a life in architecture - ann widdecombe
'I'm not a great connoisseur of buildings. I tend to say either 'ugh'or 'yes, that's quite nice'' declares Ann Widdecombe MP.
However, her opinions on architecture, like those on politics, while not always surprising are never less than interesting.
'I love Guildford Cathedral (pictured) for two reasons. First, purely personal reasons. I can remember when the cathedral was being built. I was about 14 at the time and all the local people were being invited to buy a brick to contribute to the building. So I felt a great ownership, right at the start.
'Second, it is a very beautiful modern building with a large spire and a huge angel on top which you can see for miles and miles around.
Perhaps I have a particular affection for spires, which is just as well since I work in the House of Commons.'
A particular eyesore for her is a dilapidated, unused and 'most hideously ugly bit of 1960s architecture' in the roundabout on the southern side of Westminster Bridge - the GLC 'island block' (in fact 1970-74).
She has little fondness for '60s architecture, and positively loathes the high-rise council flats that were produced. Neither, she feels, have stood the test of time.

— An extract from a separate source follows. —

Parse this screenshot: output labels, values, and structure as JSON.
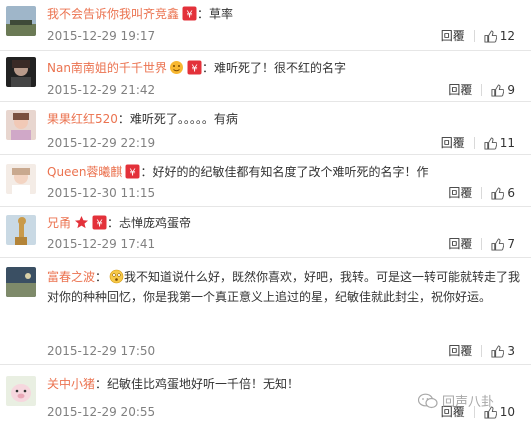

However, Widdecombe is fond of the old colonial-style bungalows on stilts of Singapore, since she spent part of her childhood there, and equates them with happiness, security and sunny days.